At 9:25 in the morning, a landmine was detonated beneath the ISAF Patrols' armored "Wolf"-vehicle that was on a patrolling mission with seven other vehicles close to the local district-chiefs house in the northern Afghan city. Only hours after the attack, German news media received a call from Taliban-spokesperson Zabiullah Mojahid claiming full responsibility for the attacks.
Germany has stationed up to 3500 soldiers as part of the NATO lead ISAF Forces in northern Afghanistan. The German Government plans on increasing the forces by another 1000 soldiers later this fall. The Parliament must also decide on prolonging the general mandate for the army's engagement in Afghanistan. With the German public, military engagement in general remains a highly controversial topic, as polls repeatedly show.
The attack is seen as part of Taliban strategy to influence public opinion and increase pressure on parliamentary decisions. Defense-Minister Franz Josef Jung spoke of "cowardly and devious attacks". In the past months, German forces were what high-ranking officials of the German Army in an interview with Spiegel Online called "just incredibly lucky". Just three weeks ago, three soldiers survived an attack in the same region.

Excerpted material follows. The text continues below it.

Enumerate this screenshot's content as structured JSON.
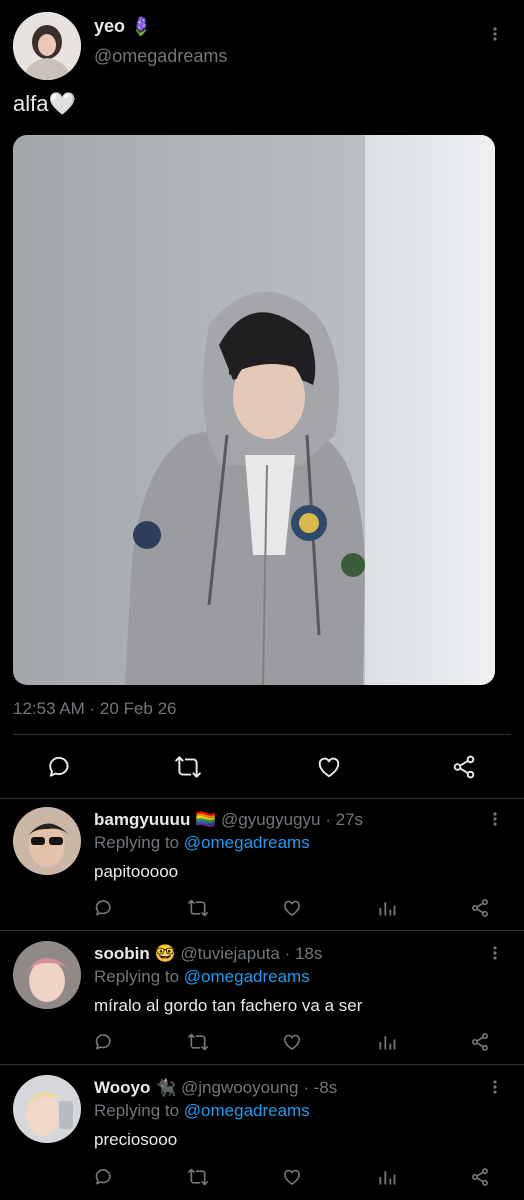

This incident brings the death toll of German Soldiers in Afghanistan to 28 since 2002.